OPEI President and CEO Kris Kiser advised:
Get your snow thrower serviced now, before repair shops are busy. Weather is more unpredictable than ever, so you want to be ready before the first flakes fall. Review your owner’s manual now so you can use your equipment safely, and have the right fuel on hand. Remember, protect your power. Gasoline-powered snow throwers should use E10 or less.
OPEI offers the following questions to get you and your facilities staff ready for “Old Man Winter:”
- Have you read your owner’s manual? Read up for safe handling procedures. (See additional tips below.) If you lost your manual, you can look it up online (and store a copy on your computer so you have the manual available to reference in the future). Review how to operate the controls. You (or your staff, as for all points below) should be able to shut off your equipment quickly.
- Have you checked your equipment since storing it? Make sure all equipment is completely powered off when checking it over. If you forgot to drain the fuel last winter before storing your snow blower, drain the gas tank now. Adjust any cables and check the auger — again, when the equipment is powered off.
- Did you put your equipment where you can get to it easily? Move your equipment to a convenient and accessible location, so you can get to it easily when you need it.
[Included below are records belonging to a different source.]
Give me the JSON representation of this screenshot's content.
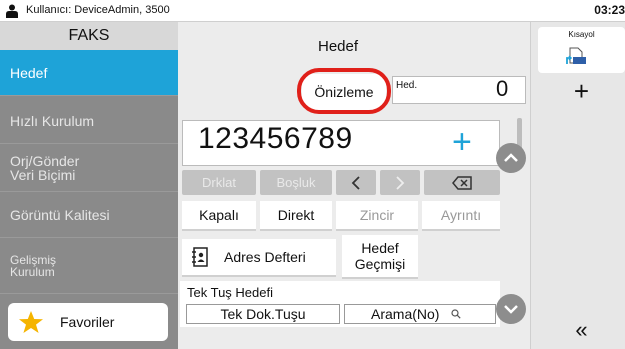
{
  "status_bar": {
    "user_text": "Kullanıcı: DeviceAdmin, 3500",
    "clock": "03:23"
  },
  "left_panel": {
    "title": "FAKS",
    "items": [
      {
        "label": "Hedef",
        "active": true
      },
      {
        "label": "Hızlı Kurulum"
      },
      {
        "label": "Orj/Gönder\nVeri Biçimi"
      },
      {
        "label": "Görüntü Kalitesi"
      },
      {
        "label": "Gelişmiş\nKurulum"
      }
    ],
    "favorites_label": "Favoriler"
  },
  "center": {
    "title": "Hedef",
    "preview_label": "Önizleme",
    "dest_label": "Hed.",
    "dest_count": "0",
    "number": "123456789",
    "keys": {
      "pause": "Drklat",
      "space": "Boşluk"
    },
    "options": [
      "Kapalı",
      "Direkt",
      "Zincir",
      "Ayrıntı"
    ],
    "address_book_label": "Adres Defteri",
    "history_line1": "Hedef",
    "history_line2": "Geçmişi",
    "one_touch_title": "Tek Tuş Hedefi",
    "one_touch_key_label": "Tek Dok.Tuşu",
    "search_label": "Arama(No)"
  },
  "right_panel": {
    "shortcut_title": "Kısayol",
    "add_symbol": "+",
    "collapse_symbol": "«"
  },
  "icons": {
    "user": "user-icon",
    "star": "star-icon",
    "address_book": "address-book-icon",
    "backspace": "backspace-icon",
    "search": "search-icon",
    "shortcut": "shortcut-file-icon"
  },
  "colors": {
    "accent_blue": "#1ea3d8",
    "highlight_red": "#e0201a",
    "star_yellow": "#f5b400"
  }
}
- Have you purchased the right fuel? Due to power outages, gas stations may be closed after a storm, so have some on hand. Be sure to use the correct fuel as recommended by your equipment’s manufacturer (for more information on fueling properly, see the Look Before You Pump website). Place gasoline in a fuel container and label it with the date purchased and the ethanol content of the fuel. Use fresh fuel in your snow thrower, as fuel that is more than 30 days old can phase separate and cause operating problems. Make sure fuel is stored safely.
- Are you fueling safely? Before you start the engine, fill up the fuel tank on your snow thrower outside while the engine is cold. Never add fuel to a running or hot engine.
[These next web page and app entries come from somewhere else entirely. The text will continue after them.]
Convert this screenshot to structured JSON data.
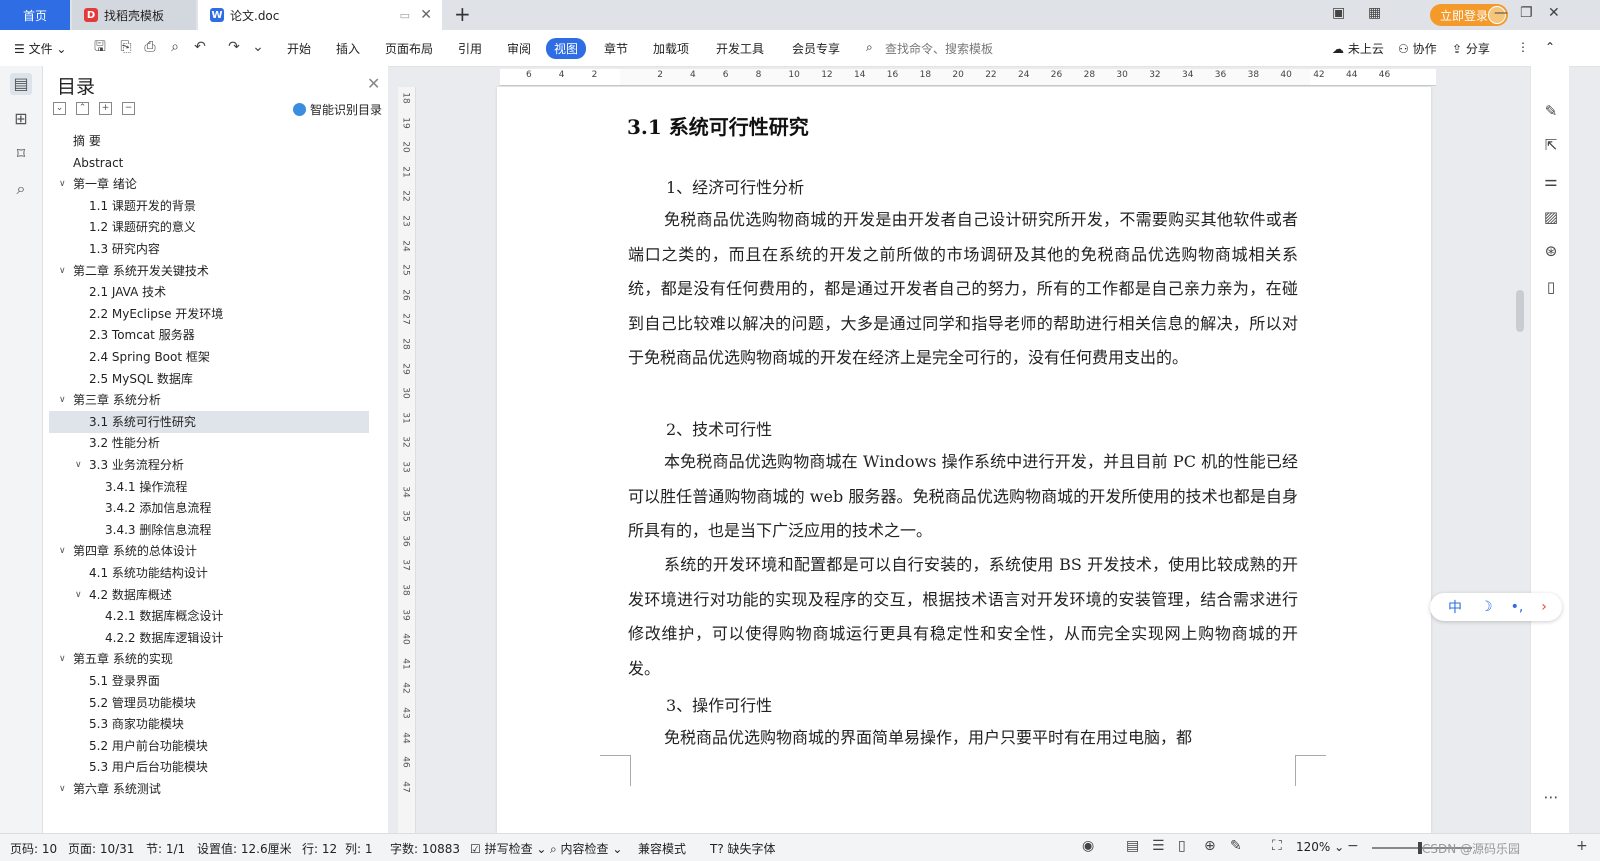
{
  "tabs": {
    "home": "首页",
    "template": "找稻壳模板",
    "document": "论文.doc",
    "login": "立即登录"
  },
  "menu": {
    "file": "文件",
    "items": [
      "开始",
      "插入",
      "页面布局",
      "引用",
      "审阅",
      "视图",
      "章节",
      "加载项",
      "开发工具",
      "会员专享"
    ],
    "active": "视图",
    "search_placeholder": "查找命令、搜索模板",
    "cloud": "未上云",
    "collab": "协作",
    "share": "分享"
  },
  "toc": {
    "title": "目录",
    "smart": "智能识别目录",
    "items": [
      {
        "text": "摘  要",
        "level": 0,
        "chev": ""
      },
      {
        "text": "Abstract",
        "level": 0,
        "chev": ""
      },
      {
        "text": "第一章  绪论",
        "level": 0,
        "chev": "v"
      },
      {
        "text": "1.1  课题开发的背景",
        "level": 1,
        "chev": ""
      },
      {
        "text": "1.2  课题研究的意义",
        "level": 1,
        "chev": ""
      },
      {
        "text": "1.3  研究内容",
        "level": 1,
        "chev": ""
      },
      {
        "text": "第二章  系统开发关键技术",
        "level": 0,
        "chev": "v"
      },
      {
        "text": "2.1 JAVA 技术",
        "level": 1,
        "chev": ""
      },
      {
        "text": "2.2 MyEclipse 开发环境",
        "level": 1,
        "chev": ""
      },
      {
        "text": "2.3 Tomcat 服务器",
        "level": 1,
        "chev": ""
      },
      {
        "text": "2.4 Spring   Boot 框架",
        "level": 1,
        "chev": ""
      },
      {
        "text": "2.5 MySQL 数据库",
        "level": 1,
        "chev": ""
      },
      {
        "text": "第三章  系统分析",
        "level": 0,
        "chev": "v"
      },
      {
        "text": "3.1  系统可行性研究",
        "level": 1,
        "chev": "",
        "active": true
      },
      {
        "text": "3.2  性能分析",
        "level": 1,
        "chev": ""
      },
      {
        "text": "3.3  业务流程分析",
        "level": 1,
        "chev": "v"
      },
      {
        "text": "3.4.1 操作流程",
        "level": 2,
        "chev": ""
      },
      {
        "text": "3.4.2 添加信息流程",
        "level": 2,
        "chev": ""
      },
      {
        "text": "3.4.3 删除信息流程",
        "level": 2,
        "chev": ""
      },
      {
        "text": "第四章  系统的总体设计",
        "level": 0,
        "chev": "v"
      },
      {
        "text": "4.1  系统功能结构设计",
        "level": 1,
        "chev": ""
      },
      {
        "text": "4.2  数据库概述",
        "level": 1,
        "chev": "v"
      },
      {
        "text": "4.2.1  数据库概念设计",
        "level": 2,
        "chev": ""
      },
      {
        "text": "4.2.2  数据库逻辑设计",
        "level": 2,
        "chev": ""
      },
      {
        "text": "第五章  系统的实现",
        "level": 0,
        "chev": "v"
      },
      {
        "text": "5.1 登录界面",
        "level": 1,
        "chev": ""
      },
      {
        "text": "5.2 管理员功能模块",
        "level": 1,
        "chev": ""
      },
      {
        "text": "5.3 商家功能模块",
        "level": 1,
        "chev": ""
      },
      {
        "text": "5.2 用户前台功能模块",
        "level": 1,
        "chev": ""
      },
      {
        "text": "5.3 用户后台功能模块",
        "level": 1,
        "chev": ""
      },
      {
        "text": "第六章  系统测试",
        "level": 0,
        "chev": "v"
      }
    ]
  },
  "ruler": {
    "h_ticks": [
      "6",
      "4",
      "2",
      "",
      "2",
      "4",
      "6",
      "8",
      "10",
      "12",
      "14",
      "16",
      "18",
      "20",
      "22",
      "24",
      "26",
      "28",
      "30",
      "32",
      "34",
      "36",
      "38",
      "40",
      "42",
      "44",
      "46"
    ],
    "v_ticks": [
      "18",
      "19",
      "20",
      "21",
      "22",
      "23",
      "24",
      "25",
      "26",
      "27",
      "28",
      "29",
      "30",
      "31",
      "32",
      "33",
      "34",
      "35",
      "36",
      "37",
      "38",
      "39",
      "40",
      "41",
      "42",
      "43",
      "44",
      "46",
      "47"
    ]
  },
  "document": {
    "heading": "3.1  系统可行性研究",
    "sub1": "1、经济可行性分析",
    "p1": "免税商品优选购物商城的开发是由开发者自己设计研究所开发，不需要购买其他软件或者端口之类的，而且在系统的开发之前所做的市场调研及其他的免税商品优选购物商城相关系统，都是没有任何费用的，都是通过开发者自己的努力，所有的工作都是自己亲力亲为，在碰到自己比较难以解决的问题，大多是通过同学和指导老师的帮助进行相关信息的解决，所以对于免税商品优选购物商城的开发在经济上是完全可行的，没有任何费用支出的。",
    "sub2": "2、技术可行性",
    "p2": "本免税商品优选购物商城在 Windows 操作系统中进行开发，并且目前 PC 机的性能已经可以胜任普通购物商城的 web 服务器。免税商品优选购物商城的开发所使用的技术也都是自身所具有的，也是当下广泛应用的技术之一。",
    "p3": "系统的开发环境和配置都是可以自行安装的，系统使用 BS 开发技术，使用比较成熟的开发环境进行对功能的实现及程序的交互，根据技术语言对开发环境的安装管理，结合需求进行修改维护，可以使得购物商城运行更具有稳定性和安全性，从而完全实现网上购物商城的开发。",
    "sub3": "3、操作可行性",
    "p4": "免税商品优选购物商城的界面简单易操作，用户只要平时有在用过电脑，都"
  },
  "ime": {
    "lang": "中",
    "moon": "☽",
    "punct": "•,",
    "arrow": "›"
  },
  "status": {
    "page_code": "页码: 10",
    "page": "页面: 10/31",
    "section": "节: 1/1",
    "setting": "设置值: 12.6厘米",
    "row": "行: 12",
    "col": "列: 1",
    "words": "字数: 10883",
    "spell": "拼写检查",
    "content": "内容检查",
    "compat": "兼容模式",
    "missing_font": "缺失字体",
    "zoom": "120%",
    "watermark": "CSDN @源码乐园"
  },
  "colors": {
    "accent": "#2e6de3",
    "login": "#f39a2b"
  }
}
- Are batteries charged? If using a battery/electric-powered snow-thrower, make sure batteries are fully charged, in case electricity goes out during a winter storm.
- Is the area you intend to clear free of obstructions or hidden obstacles? Snow can hide objects. Doormats, hoses, low plant pots, cables and other items should be removed from the areas you intend to clear. When run over by a snow thrower, these objects may harm the machine or people.
- Are you dressed properly for winter weather? Locate your safety gear now and place it in an accessible location. Plan to wear safety glasses, gloves and footwear that can handle cold and slippery surfaces.
OPERATING SNOW THROWERS SAFELY — Questions to Ask
- Do you have a clean-out tool or stick? NEVER put your hands inside the auger or chute. Use a clean-out tool (or stick) to unclog snow or debris from your snow blower.
- Do you turn off your snow thrower if you need to clear a clog? Always turn off your snow blower and wait for all moving parts to come to a complete stop before clearing any clogs or debris.
- Do you use your snow thrower in visible conditions? Never operate the snow thrower without good visibility or light. Always be sure of your footing and keep a firm hold on the handles. Walk — never run.
- Can you aim your snow thrower with care? Never throw snow toward people or cars. Do not allow anyone to stand in front of or near your snow thrower when it is operating, especially not children or animals.
- Will you use extreme caution on slopes and hills? Do not attempt to clear steep slopes, and use caution when changing directions on slopes or inclines.
- Do you know where your cord is? If you have an electric-powered snow blower, be aware of where the power cord is at all times. Avoid tripping. Do not run over the power cord.